Brown wool challis with floral spray print, 1860s
Evening dress, c.1865. Culture: American Medium: silk, mother-of-pearl
Day dress, c.1855-1865, American, silk taffeta, machine lace.
Printed cotton dress and capelet, American, c.1853
C.1855-1865, American, 2-piece day dress of beige, green & maroon printed silk with a removable lace collar and undersleeves. Trimmed with garnet-type stone & gold metal buttons and soft green fringe.
Two piece evening dress, New York, 1856-1858
Midnight blue day dress, c.1850-1860
C.1865 light blue silk taffeta; two-piece bodice and skirt; worn over crinoline; chenille and fringe on bodice. This dress is a good example of the crinoline style when skirts reached their maximum volume with most of the volume of the skirt concentrated in the back. ©The Kyoto Costume Institute, from KCI.
Pretty 1860's hair...guessing a bun with a braid wrapped around it, and an amazing hair comb.
Mid 1800's hand embroidered and hand stitched whitework muslin undersleeves.
C.1840, British, cotton
Lilac-colored tamboured muslin day dress, Scottish (probably Glasgow), 1860s. The west of Scotland was renowned for tamboured muslins, which were produced by women and girls working from home. The cloth was stretched over a hoop (or tambour) and held in place by an outer hoop. The tambourer then held the hoop between her knee and her chin (or supported it on a pedestal) and, using a small hook, embroidered sprays of flowers onto the cloth using cotton thread.

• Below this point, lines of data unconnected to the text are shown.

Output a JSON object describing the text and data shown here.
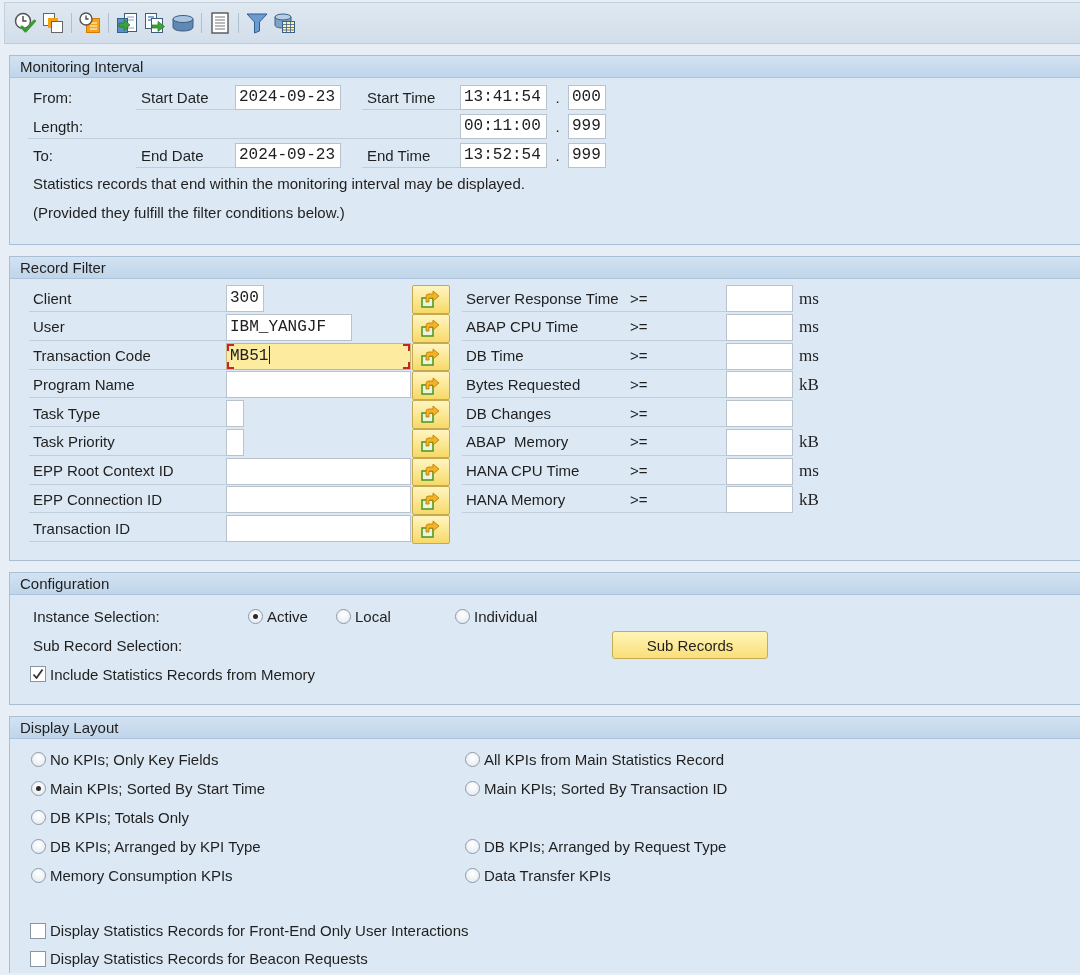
{
  "monitoring_interval": {
    "title": "Monitoring Interval",
    "rows": [
      {
        "label": "From:",
        "date_label": "Start Date",
        "date": "2024-09-23",
        "time_label": "Start Time",
        "time": "13:41:54",
        "separator": ".",
        "milliseconds": "000"
      },
      {
        "label": "Length:",
        "time": "00:11:00",
        "separator": ".",
        "milliseconds": "999"
      },
      {
        "label": "To:",
        "date_label": "End Date",
        "date": "2024-09-23",
        "time_label": "End Time",
        "time": "13:52:54",
        "separator": ".",
        "milliseconds": "999"
      }
    ],
    "notes": [
      "Statistics records that end within the monitoring interval may be displayed.",
      "(Provided they fulfill the filter conditions below.)"
    ]
  },
  "record_filter": {
    "title": "Record Filter",
    "fields": [
      {
        "label": "Client",
        "value": "300",
        "focused": false
      },
      {
        "label": "User",
        "value": "IBM_YANGJF",
        "focused": false
      },
      {
        "label": "Transaction Code",
        "value": "MB51",
        "focused": true
      },
      {
        "label": "Program Name",
        "focused": false
      },
      {
        "label": "Task Type",
        "focused": false
      },
      {
        "label": "Task Priority",
        "focused": false
      },
      {
        "label": "EPP Root Context ID",
        "focused": false
      },
      {
        "label": "EPP Connection ID",
        "focused": false
      },
      {
        "label": "Transaction ID",
        "focused": false
      }
    ],
    "thresholds": [
      {
        "label": "Server Response Time",
        "operator": ">=",
        "unit": "ms"
      },
      {
        "label": "ABAP CPU Time",
        "operator": ">=",
        "unit": "ms"
      },
      {
        "label": "DB Time",
        "operator": ">=",
        "unit": "ms"
      },
      {
        "label": "Bytes Requested",
        "operator": ">=",
        "unit": "kB"
      },
      {
        "label": "DB Changes",
        "operator": ">="
      },
      {
        "label": "ABAP  Memory",
        "operator": ">=",
        "unit": "kB"
      },
      {
        "label": "HANA CPU Time",
        "operator": ">=",
        "unit": "ms"
      },
      {
        "label": "HANA Memory",
        "operator": ">=",
        "unit": "kB"
      }
    ]
  },
  "configuration": {
    "title": "Configuration",
    "instance_selection": {
      "label": "Instance Selection:",
      "options": [
        {
          "label": "Active",
          "selected": true
        },
        {
          "label": "Local",
          "selected": false
        },
        {
          "label": "Individual",
          "selected": false
        }
      ]
    },
    "sub_record_selection": {
      "label": "Sub Record Selection:",
      "button": "Sub Records"
    },
    "include_memory": {
      "label": "Include Statistics Records from Memory",
      "checked": true
    }
  },
  "display_layout": {
    "title": "Display Layout",
    "rows": [
      {
        "options": [
          {
            "label": "No KPIs; Only Key Fields",
            "selected": false
          },
          {
            "label": "All KPIs from Main Statistics Record",
            "selected": false
          }
        ]
      },
      {
        "options": [
          {
            "label": "Main KPIs; Sorted By Start Time",
            "selected": true
          },
          {
            "label": "Main KPIs; Sorted By Transaction ID",
            "selected": false
          }
        ]
      },
      {
        "options": [
          {
            "label": "DB KPIs; Totals Only",
            "selected": false
          }
        ]
      },
      {
        "options": [
          {
            "label": "DB KPIs; Arranged by KPI Type",
            "selected": false
          },
          {
            "label": "DB KPIs; Arranged by Request Type",
            "selected": false
          }
        ]
      },
      {
        "options": [
          {
            "label": "Memory Consumption KPIs",
            "selected": false
          },
          {
            "label": "Data Transfer KPIs",
            "selected": false
          }
        ]
      }
    ],
    "checkboxes": [
      {
        "label": "Display Statistics Records for Front-End Only User Interactions",
        "checked": false
      },
      {
        "label": "Display Statistics Records for Beacon Requests",
        "checked": false
      }
    ]
  }
}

Day dress of black wool printed with tiny purple flowers, c. 1865. The fan front bodice would probably have been worn with a white cotton chemisette, to fill in the neckline. The full skirt features directional pleating – the pleats change direction on either side of the central box pleat. This dress was worn by Evaline Sarah Walton and was made by her daughter, Mary Louisa Robertson. Charleston Museum.
Charleston, wool. Worn by Evaline Sarah Watkins Walton. Made by her daughter, Mary Louisa Walton Robertson; fan front bodice, full skirt with directional pleating. The V-neckline would be worn with a chemisette, probably white cotton. This style of dress was popular before and during the war, especially for older women & those in rural areas. Evaline married Robert Walton, grandson of George Walton, a signer of the Declaration of Independence from Georgia. Died in 1868 at 72 in Georgia.
Evening gown c.1866, brocaded silk taffeta
Dinner dress: c.1866-1870, American, silk taffeta, ruffle trim.